One of the best things about being a writer is that you can do it anywhere. One of the best things about being married to Phil is our mutual passion for getting away in our van (with our dogs). We often pick a location based on what I want to write – hence we’ve been to Ireland a couple of times, (Another Rebecca, The Last Time We Saw Marion, The Eliza Doll) and Scotland almost every year. We’re off to Germany this year for me to make some finishing touches to The Vagabond Mother (novel 6). My son has provided the material for her backpacking journey from Australia, through Iceland, Denmark, Germany, France and Spain. Sea Babies, (novel 5) is set in Edinburgh, Glasgow and the Isle of Lewis. Phil took this photo of me when we were in a café opposite the ferry port at Ullapool, waiting until it was time to board the ferry. Ferry ports are actually great places to set up office in. Not to mention empty the waste water from the van and refill with fresh water. Also you can have a shower and even spot otters (Lochmaddy on North Uist). Phil and I set up office for a whole day at the ferry port on the Isle of Skye in 2016 when we accidentally arrived a whole day early for the ferry to Harris in the Outer Hebrides. This photo represents my life on the road with Phil. The life I love.
Thank you so much, Tracey. I’ve really loved seeing your photos and hearing the stories behind them.
Tracey is a visual artist who began to write full-time in 2010. She is happiest on the road in the Bus-with-a-Woodstove and in the cosy domain of her shed. Her novels are about family relationships, a sense of place, sexual love and motherhood, the lynchpins of human emotion. She has four grown children, a husband and various animals. To find out more about Tracey, visit her website here, or follow her on Amazon here.
“Gabe and I are happy this way. We don’t need anyone else in our lives.”
Mariana feels like a pawn in other people’s games. Her birth mother is ill and opportunities for them to be reconciled are running out.
Despite being adopted, Mariana has always felt secure with who she is. But both sides of her birth family are now closing in, and whatever she decides will irrevocably alter many lives; most of all the man and woman who created her.
Of His Bones is about predestination and choices.

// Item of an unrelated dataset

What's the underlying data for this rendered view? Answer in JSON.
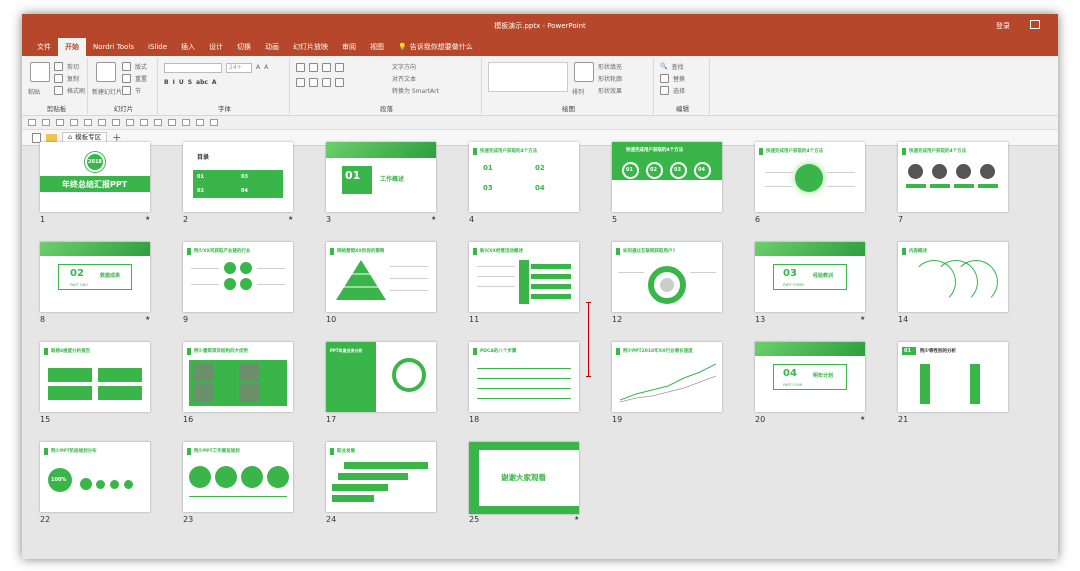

It explores themes of familial love, identity and the powerful hold of the past. Set in the seascapes of East and North Yorkshire, this novel is the sister-book to The Last Time We Saw Marion.
You can buy Of His Bones here.